REQUIRED WORK:
Copy out every line of the records where the string "Regular" occurs.

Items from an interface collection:
◆ ◆ ◆

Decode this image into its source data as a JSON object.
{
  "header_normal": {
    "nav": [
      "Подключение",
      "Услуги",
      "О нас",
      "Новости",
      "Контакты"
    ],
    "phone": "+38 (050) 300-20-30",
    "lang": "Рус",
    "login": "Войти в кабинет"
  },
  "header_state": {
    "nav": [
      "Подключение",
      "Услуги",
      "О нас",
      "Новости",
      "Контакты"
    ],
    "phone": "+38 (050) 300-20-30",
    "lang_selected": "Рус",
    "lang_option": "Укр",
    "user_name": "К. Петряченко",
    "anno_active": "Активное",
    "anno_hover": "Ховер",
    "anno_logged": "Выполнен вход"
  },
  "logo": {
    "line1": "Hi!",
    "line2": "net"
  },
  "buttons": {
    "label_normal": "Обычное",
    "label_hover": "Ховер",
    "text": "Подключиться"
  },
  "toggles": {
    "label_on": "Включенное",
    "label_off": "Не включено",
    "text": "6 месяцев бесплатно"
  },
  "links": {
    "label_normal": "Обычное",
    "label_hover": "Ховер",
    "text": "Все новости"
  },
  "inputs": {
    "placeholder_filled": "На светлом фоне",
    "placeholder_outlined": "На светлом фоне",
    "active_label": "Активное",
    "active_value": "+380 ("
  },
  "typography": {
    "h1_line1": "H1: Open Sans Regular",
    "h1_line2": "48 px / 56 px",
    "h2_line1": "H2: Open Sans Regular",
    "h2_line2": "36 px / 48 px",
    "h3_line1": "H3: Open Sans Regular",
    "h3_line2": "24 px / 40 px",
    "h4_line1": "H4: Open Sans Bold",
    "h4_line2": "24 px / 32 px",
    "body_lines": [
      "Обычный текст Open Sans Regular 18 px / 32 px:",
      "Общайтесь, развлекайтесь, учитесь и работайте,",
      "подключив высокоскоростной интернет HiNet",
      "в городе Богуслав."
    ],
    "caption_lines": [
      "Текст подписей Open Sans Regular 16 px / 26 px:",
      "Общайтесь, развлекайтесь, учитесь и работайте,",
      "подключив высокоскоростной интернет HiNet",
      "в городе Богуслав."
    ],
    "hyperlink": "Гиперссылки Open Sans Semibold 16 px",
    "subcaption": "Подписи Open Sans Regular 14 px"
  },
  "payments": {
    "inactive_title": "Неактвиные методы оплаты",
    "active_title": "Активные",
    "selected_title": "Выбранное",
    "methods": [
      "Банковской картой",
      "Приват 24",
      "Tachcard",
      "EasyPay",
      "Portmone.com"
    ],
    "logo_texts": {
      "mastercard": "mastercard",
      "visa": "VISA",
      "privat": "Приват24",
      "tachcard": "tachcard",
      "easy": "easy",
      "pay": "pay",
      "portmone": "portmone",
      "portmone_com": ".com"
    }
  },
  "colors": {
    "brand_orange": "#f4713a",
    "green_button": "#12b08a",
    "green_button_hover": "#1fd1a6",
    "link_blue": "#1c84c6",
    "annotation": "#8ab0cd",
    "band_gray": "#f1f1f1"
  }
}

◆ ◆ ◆

RESPONSE BELOW:
    "h1_line1": "H1: Open Sans Regular",
    "h2_line1": "H2: Open Sans Regular",
    "h3_line1": "H3: Open Sans Regular",
      "Обычный текст Open Sans Regular 18 px / 32 px:",
      "Текст подписей Open Sans Regular 16 px / 26 px:",
    "subcaption": "Подписи Open Sans Regular 14 px"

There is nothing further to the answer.